- WHITE SUGAR — Another big culprit to my weight gain is this little devil. We all know it; it’s addicting and it takes a while to get rid of. Although I’m not into typical sweets like candies or sweet pastries, my white sugar comes mostly from sugary fizzy drinks, sugar-jacked coffee, milk teas and other sweet sinful treats. I’ve tried time and again to eradicate it but there’s just no easy way to magically hate and quit sugar. When I was able to slow down my sugar intake, I opted for a more natural and less processed option like natural honey and brown or muscovado sugar. You probably will not get the same sharp, in-your-face sweetness that you often get with white ones, but the richness and depth of these swaps is very delightful and less harmful.
- RED MEAT — now, there isn’t anything completely wrong with red meat, it’s too much consumption of it that I find a bit alarming personally. Not to mention I feel a little sluggish and sick after a few days of eating a lot of red meat in my meals. The obvious alternative would be seafood or complete omission of meat, but my personal trick is to mix as much vegetables as I can in my meals to balance it out. I’m talking about bell peppers, tomatoes, cauliflowers or broccoli, fresh and leafy greens, root vegetables, herbs and whatnot and use little of the meat to make it a nice, balanced dish. Taking a meatless day definitely helps as well.

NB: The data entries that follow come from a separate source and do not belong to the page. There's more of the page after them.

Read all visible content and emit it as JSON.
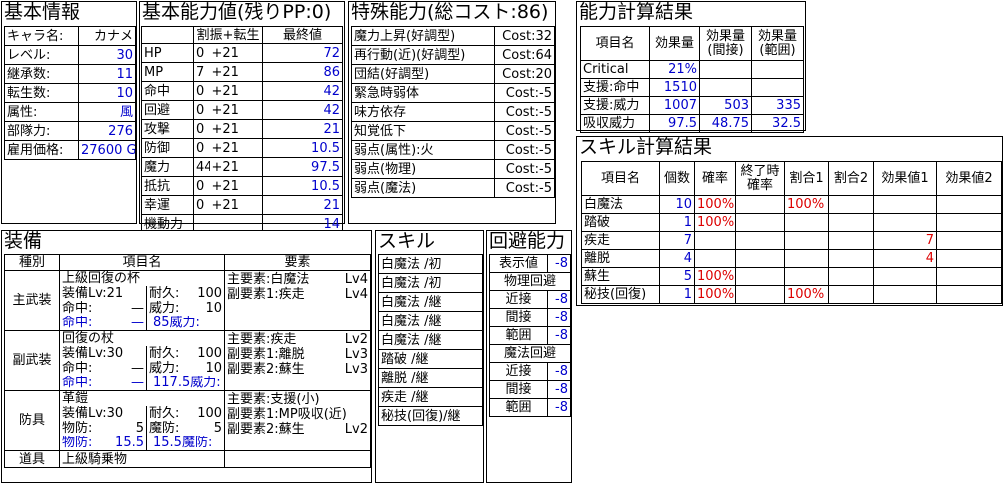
{
  "basic_info": {
    "title": "基本情報",
    "rows": [
      {
        "label": "キャラ名:",
        "value": "カナメ"
      },
      {
        "label": "レベル:",
        "value": "30"
      },
      {
        "label": "継承数:",
        "value": "11"
      },
      {
        "label": "転生数:",
        "value": "10"
      },
      {
        "label": "属性:",
        "value": "風"
      },
      {
        "label": "部隊力:",
        "value": "276"
      },
      {
        "label": "雇用価格:",
        "value": "27600 G"
      }
    ]
  },
  "base_stats": {
    "title": "基本能力値(残りPP:0)",
    "header": [
      "",
      "割振+転生",
      "最終値"
    ],
    "rows": [
      {
        "label": "HP",
        "alloc": "0",
        "bonus": "+21",
        "final": "72"
      },
      {
        "label": "MP",
        "alloc": "7",
        "bonus": "+21",
        "final": "86"
      },
      {
        "label": "命中",
        "alloc": "0",
        "bonus": "+21",
        "final": "42"
      },
      {
        "label": "回避",
        "alloc": "0",
        "bonus": "+21",
        "final": "42"
      },
      {
        "label": "攻撃",
        "alloc": "0",
        "bonus": "+21",
        "final": "21"
      },
      {
        "label": "防御",
        "alloc": "0",
        "bonus": "+21",
        "final": "10.5"
      },
      {
        "label": "魔力",
        "alloc": "44",
        "bonus": "+21",
        "final": "97.5"
      },
      {
        "label": "抵抗",
        "alloc": "0",
        "bonus": "+21",
        "final": "10.5"
      },
      {
        "label": "幸運",
        "alloc": "0",
        "bonus": "+21",
        "final": "21"
      },
      {
        "label": "機動力",
        "alloc": "",
        "bonus": "",
        "final": "14"
      }
    ]
  },
  "special_abilities": {
    "title": "特殊能力(総コスト:86)",
    "rows": [
      {
        "name": "魔力上昇(好調型)",
        "cost": "Cost:32"
      },
      {
        "name": "再行動(近)(好調型)",
        "cost": "Cost:64"
      },
      {
        "name": "団結(好調型)",
        "cost": "Cost:20"
      },
      {
        "name": "緊急時弱体",
        "cost": "Cost:-5"
      },
      {
        "name": "味方依存",
        "cost": "Cost:-5"
      },
      {
        "name": "知覚低下",
        "cost": "Cost:-5"
      },
      {
        "name": "弱点(属性):火",
        "cost": "Cost:-5"
      },
      {
        "name": "弱点(物理)",
        "cost": "Cost:-5"
      },
      {
        "name": "弱点(魔法)",
        "cost": "Cost:-5"
      }
    ]
  },
  "ability_calc": {
    "title": "能力計算結果",
    "header": [
      "項目名",
      "効果量",
      "効果量\n(間接)",
      "効果量\n(範囲)"
    ],
    "rows": [
      {
        "name": "Critical",
        "v1": "21%",
        "v2": "",
        "v3": ""
      },
      {
        "name": "支援:命中",
        "v1": "1510",
        "v2": "",
        "v3": ""
      },
      {
        "name": "支援:威力",
        "v1": "1007",
        "v2": "503",
        "v3": "335"
      },
      {
        "name": "吸収威力",
        "v1": "97.5",
        "v2": "48.75",
        "v3": "32.5"
      }
    ]
  },
  "skill_calc": {
    "title": "スキル計算結果",
    "header": [
      "項目名",
      "個数",
      "確率",
      "終了時\n確率",
      "割合1",
      "割合2",
      "効果値1",
      "効果値2"
    ],
    "rows": [
      {
        "name": "白魔法",
        "count": "10",
        "rate": "100%",
        "end": "",
        "p1": "100%",
        "p2": "",
        "e1": "",
        "e2": ""
      },
      {
        "name": "踏破",
        "count": "1",
        "rate": "100%",
        "end": "",
        "p1": "",
        "p2": "",
        "e1": "",
        "e2": ""
      },
      {
        "name": "疾走",
        "count": "7",
        "rate": "",
        "end": "",
        "p1": "",
        "p2": "",
        "e1": "7",
        "e2": ""
      },
      {
        "name": "離脱",
        "count": "4",
        "rate": "",
        "end": "",
        "p1": "",
        "p2": "",
        "e1": "4",
        "e2": ""
      },
      {
        "name": "蘇生",
        "count": "5",
        "rate": "100%",
        "end": "",
        "p1": "",
        "p2": "",
        "e1": "",
        "e2": ""
      },
      {
        "name": "秘技(回復)",
        "count": "1",
        "rate": "100%",
        "end": "",
        "p1": "100%",
        "p2": "",
        "e1": "",
        "e2": ""
      }
    ]
  },
  "equipment": {
    "title": "装備",
    "header": [
      "種別",
      "項目名",
      "要素"
    ],
    "items": [
      {
        "type": "主武装",
        "name": "上級回復の杯",
        "lv": "装備Lv:21",
        "dur_label": "耐久:",
        "dur": "100",
        "hit_label": "命中:",
        "hit": "—",
        "pow_label": "威力:",
        "pow": "10",
        "hit2_label": "命中:",
        "hit2": "—",
        "pow2_label": "威力:",
        "pow2": "85",
        "elements": [
          {
            "label": "主要素:白魔法",
            "lv": "Lv4"
          },
          {
            "label": "副要素1:疾走",
            "lv": "Lv4"
          }
        ]
      },
      {
        "type": "副武装",
        "name": "回復の杖",
        "lv": "装備Lv:30",
        "dur_label": "耐久:",
        "dur": "100",
        "hit_label": "命中:",
        "hit": "—",
        "pow_label": "威力:",
        "pow": "10",
        "hit2_label": "命中:",
        "hit2": "—",
        "pow2_label": "威力:",
        "pow2": "117.5",
        "elements": [
          {
            "label": "主要素:疾走",
            "lv": "Lv2"
          },
          {
            "label": "副要素1:離脱",
            "lv": "Lv3"
          },
          {
            "label": "副要素2:蘇生",
            "lv": "Lv3"
          }
        ]
      },
      {
        "type": "防具",
        "name": "革鎧",
        "lv": "装備Lv:30",
        "dur_label": "耐久:",
        "dur": "100",
        "hit_label": "物防:",
        "hit": "5",
        "pow_label": "魔防:",
        "pow": "5",
        "hit2_label": "物防:",
        "hit2": "15.5",
        "pow2_label": "魔防:",
        "pow2": "15.5",
        "elements": [
          {
            "label": "主要素:支援(小)",
            "lv": ""
          },
          {
            "label": "副要素1:MP吸収(近)",
            "lv": ""
          },
          {
            "label": "副要素2:蘇生",
            "lv": "Lv2"
          }
        ]
      }
    ],
    "tool": {
      "type": "道具",
      "name": "上級騎乗物"
    }
  },
  "skills": {
    "title": "スキル",
    "items": [
      "白魔法 /初",
      "白魔法 /初",
      "白魔法 /継",
      "白魔法 /継",
      "白魔法 /継",
      "踏破 /継",
      "離脱 /継",
      "疾走 /継",
      "秘技(回復)/継"
    ]
  },
  "evasion": {
    "title": "回避能力",
    "display_label": "表示値",
    "display_value": "-8",
    "phys_title": "物理回避",
    "phys": [
      {
        "label": "近接",
        "value": "-8"
      },
      {
        "label": "間接",
        "value": "-8"
      },
      {
        "label": "範囲",
        "value": "-8"
      }
    ],
    "magic_title": "魔法回避",
    "magic": [
      {
        "label": "近接",
        "value": "-8"
      },
      {
        "label": "間接",
        "value": "-8"
      },
      {
        "label": "範囲",
        "value": "-8"
      }
    ]
  },
  "colors": {
    "value_blue": "#0000cc",
    "value_red": "#dd0000",
    "border": "#000000"
  }
}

- SUGARY DRINKS — I’m not gonna lie to you. Aside from chips, this is one of those things I’m still struggling to swap or quit. When I was younger, majority of the meals we had as a family was paired with a cold, tall glass of Coke. Aside from soft drinks, we were largely into canned sugary iced teas, powdered Tang drinks and others. Although I still allow myself to have these very occasionally, I have slowed down a lot and instead preferred water, one cup of coffee in the morning, occasional hot tea and fresh fruit juice.

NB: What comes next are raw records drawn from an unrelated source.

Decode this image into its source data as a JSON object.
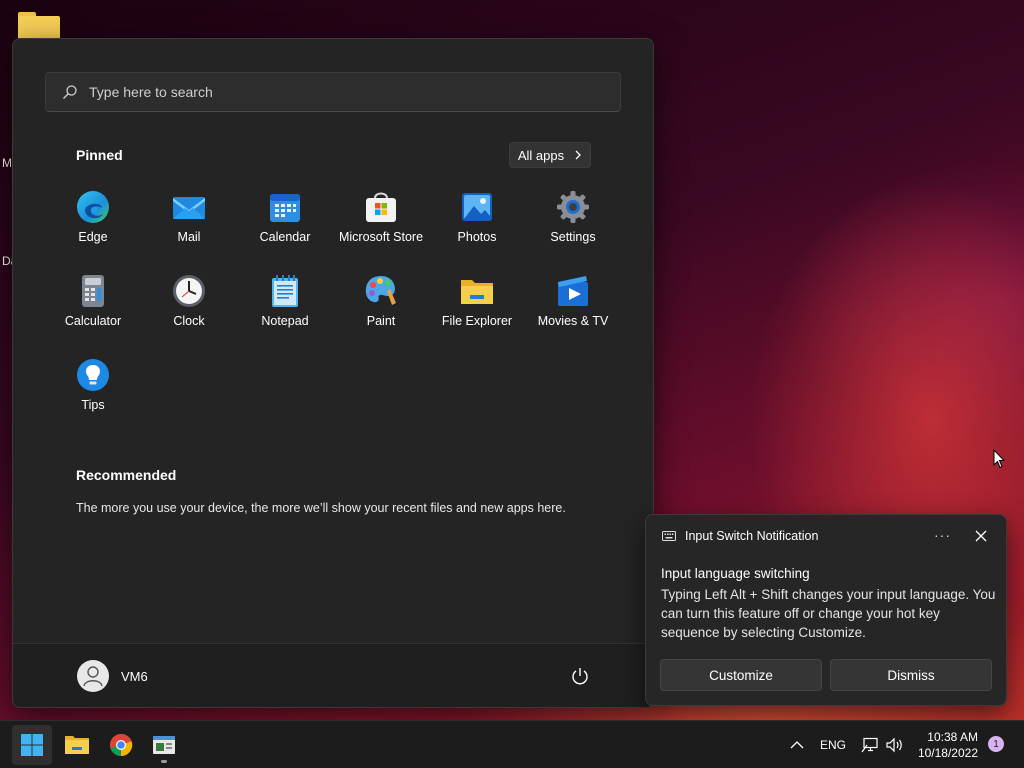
{
  "desktop": {
    "edge_labels": [
      "M",
      "Da"
    ]
  },
  "start_menu": {
    "search": {
      "placeholder": "Type here to search",
      "value": ""
    },
    "pinned_title": "Pinned",
    "all_apps_label": "All apps",
    "pinned_apps": [
      {
        "label": "Edge",
        "icon": "edge-icon"
      },
      {
        "label": "Mail",
        "icon": "mail-icon"
      },
      {
        "label": "Calendar",
        "icon": "calendar-icon"
      },
      {
        "label": "Microsoft Store",
        "icon": "store-icon"
      },
      {
        "label": "Photos",
        "icon": "photos-icon"
      },
      {
        "label": "Settings",
        "icon": "settings-icon"
      },
      {
        "label": "Calculator",
        "icon": "calculator-icon"
      },
      {
        "label": "Clock",
        "icon": "clock-icon"
      },
      {
        "label": "Notepad",
        "icon": "notepad-icon"
      },
      {
        "label": "Paint",
        "icon": "paint-icon"
      },
      {
        "label": "File Explorer",
        "icon": "folder-icon"
      },
      {
        "label": "Movies & TV",
        "icon": "movies-icon"
      },
      {
        "label": "Tips",
        "icon": "tips-icon"
      }
    ],
    "recommended_title": "Recommended",
    "recommended_text": "The more you use your device, the more we’ll show your recent files and new apps here.",
    "user_name": "VM6"
  },
  "notification": {
    "app_name": "Input Switch Notification",
    "more_label": "···",
    "title": "Input language switching",
    "body": "Typing Left Alt + Shift changes your input language. You can turn this feature off or change your hot key sequence by selecting Customize.",
    "primary_button": "Customize",
    "secondary_button": "Dismiss"
  },
  "taskbar": {
    "apps": [
      {
        "name": "start",
        "icon": "windows-icon",
        "active": true
      },
      {
        "name": "file-explorer",
        "icon": "folder-icon",
        "active": false
      },
      {
        "name": "chrome",
        "icon": "chrome-icon",
        "active": false
      },
      {
        "name": "app-window",
        "icon": "window-app-icon",
        "active": false,
        "running": true
      }
    ],
    "tray": {
      "chevron": "^",
      "language": "ENG",
      "time": "10:38 AM",
      "date": "10/18/2022",
      "notification_count": "1"
    }
  },
  "colors": {
    "start_bg": "#242424",
    "taskbar_bg": "#1c1c1c",
    "accent": "#4cc2ff",
    "badge": "#d7b4f0"
  }
}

- SALTY SNACKS — Oh boy, this is going to be a difficult one. This is something that I, honest to goodness up to this day, still have not gotten rid of. I love me a nice bag of cheesy chips every so often because I developed the liking for it ever since I was a child. Luckily, I know when I had too many. I become very sluggish, my skin feels ridiculously dry and I just feel bloated overall. I don’t have a lot of alternatives to this but as much as possible, I replace them with natural snacks like sliced salted or pickled cucumbers, dried seaweed, boiled eggs, sandwiches and others. Replacing them with other savory options that are equally filling but more nutritious are my personal key.
- PROCESSED MEATS — Like the salty snacks, this is something that I learned to get addicted with when I was younger. There are a number of processed meat favorites back home like those famous Tender Juicy hotdogs, regional longganisa (similar to hot links), tocino (salty and sweet cuts of meat), corned beef and others that we ate a lot back then. It was fast, easy, cheap and tasty to prepare that’s why it was preferred at the time. I have outgrown the craving for these however when I started cooking my own food and learned that I can naturally flavor my food without all the carcinogenic harm. Technically there are no swaps, but preparing your own meats and knowing exactly what goes into it and the processes that comes into play is something I would say really eased my mind about it.
My own swaps are not as drastic as you might be expecting and that is mostly because I have not subscribed yet to any structured diet that has specific restrictions on things. What I’m mostly doing right now is tuning in to how my body reacts to things, carefully observing my intake and just taking note of things I can and should be eating. Slowly, of course with research as well, I think I will be able to make an educated guideline for myself about a better diet.
In my next post about health and food, I’ll try to share with you guys some of my favorite healthy snacks.
How about you? What’s your current favorite food swap?